Recommended for reggae-rock listeners and fans of Golden Era roots-reggae.


Giant Panda Guerilla Dub Squad - Slow Down

Track Listing:
1. Buffalo
2. Creation
3. Burkina Faso
4. Hiroshima
5. Conspire
6. Incognito
7. Forever Party
8. On The Moon
9. Seasons Change
10. Ginger Juice
11. Missing You More
12. Sunshine Dub

Sunday, June 06, 2010

Beres Hammond 'Just A Man' Review (VP,17 North Parade)

On June 1st VP Records/17 North Parade released the reissue of 'Just A Man' by the Legendary Beres Hammond. With over 30 years in the business and an impressive history of hit songs, Beres Hammond has earned his place among the firmament of reggae singers. 'Just A Man', his second album, reveals an early version of Beres: R&B/ Disco crooner and quite a convincing one. This 1979 album, produced and recorded with Joe Gibbs contains the highly sought after UK Soul hit Do This World A Favour plus 9 other full length vintage tracks that treat listeners to a different side of Beres’ roots. This newly re-mastered disc also includes the song Set Me Free recorded with Joe Gibbs but never released on album before! 'Just A Man' is a real rarity. It is not a reggae album so the die-hards may not find it to their liking. However, if you are a fan of Beres Hammond and/or 70s smooth-groove soul this record is definitely for you!


Beres Hammond - Just a Man

1. Music Is A Positive Vibration
2. John Crazy
3. Do This World A Favour
4. Keep My Wheel Turning
5. Just A Man
6. I’m Lonely
7. I’m In Love With You
8. Let Me Love You Tonight
9. Seasons (Previously Released As 7" Only)
10. Set Me Free (Bonus Track, Previously Unreleased)

Friday, June 04, 2010

Winston McAnuff 'Nostradamus' Review (Makafresh)

Veteran producer meets veteran artist with Clive Hunt handling the production on ‘Nostradamus’ from Winston McAnuff. When you produce an album using some of the finest musicians in reggae music there’s a good chance it’s likely to be a quality one. Leroy “Horsemouth” Wallace (Drums), Earl “Chinna” Smith (Guitar), Uzziah “Sticky” Thompson (Percussion), Bongo Herman (Percussion), and Lymie Murray (Backing Vocals) all lend their expertise to the project. It’s often said that ‘less is more’ and on ‘Nostradamus’ Winston McAnuff proves this to be true. The song writing is simple, yet concise. There is brevity in the melodies also. Mix Up Moods sets the pace. McAnuff’s sparse words fit neatly on the riddim. Fixi’s accordion is a nice touch. Slave Driver, and Sunday Morning are stand- out tracks. Takin’ It All is a break from traditional reggae, as is Love Is The Song I Sing, something that McAnuff has done a few times over the years. ‘Nostradamus’ will not go down as one of the classics but it is nonetheless a good album that is easy on the ears. The music is of the highest quality and McAnuff uses this to his advantage in creating some good tunes.

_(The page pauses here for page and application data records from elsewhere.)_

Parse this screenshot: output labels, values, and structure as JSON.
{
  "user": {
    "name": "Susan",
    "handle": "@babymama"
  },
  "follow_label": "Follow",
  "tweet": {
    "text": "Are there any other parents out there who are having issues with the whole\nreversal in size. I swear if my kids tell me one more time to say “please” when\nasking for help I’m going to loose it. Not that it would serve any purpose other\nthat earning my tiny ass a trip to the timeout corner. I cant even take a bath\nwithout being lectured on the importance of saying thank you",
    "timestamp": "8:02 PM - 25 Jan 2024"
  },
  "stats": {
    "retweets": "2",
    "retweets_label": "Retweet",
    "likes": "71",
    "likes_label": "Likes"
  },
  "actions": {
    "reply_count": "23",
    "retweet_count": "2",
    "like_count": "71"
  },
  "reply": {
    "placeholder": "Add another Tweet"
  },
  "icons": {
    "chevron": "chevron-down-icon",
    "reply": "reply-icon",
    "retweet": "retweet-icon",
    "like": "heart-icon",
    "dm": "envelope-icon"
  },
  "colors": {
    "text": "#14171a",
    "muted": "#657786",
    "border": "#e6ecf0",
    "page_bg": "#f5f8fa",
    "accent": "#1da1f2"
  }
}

Winston McAnuff - Nostradamus

Track Listing:
1. Mix Up Moods
2. Nostradamus
3. Slave Driver
4. Vain Imagining
5. Takin’ It All
6. Love Is The Song I Sing
7. Sunday Morning
8. The Bait
9. Pick Up
10. The Pack
11. Set Us Free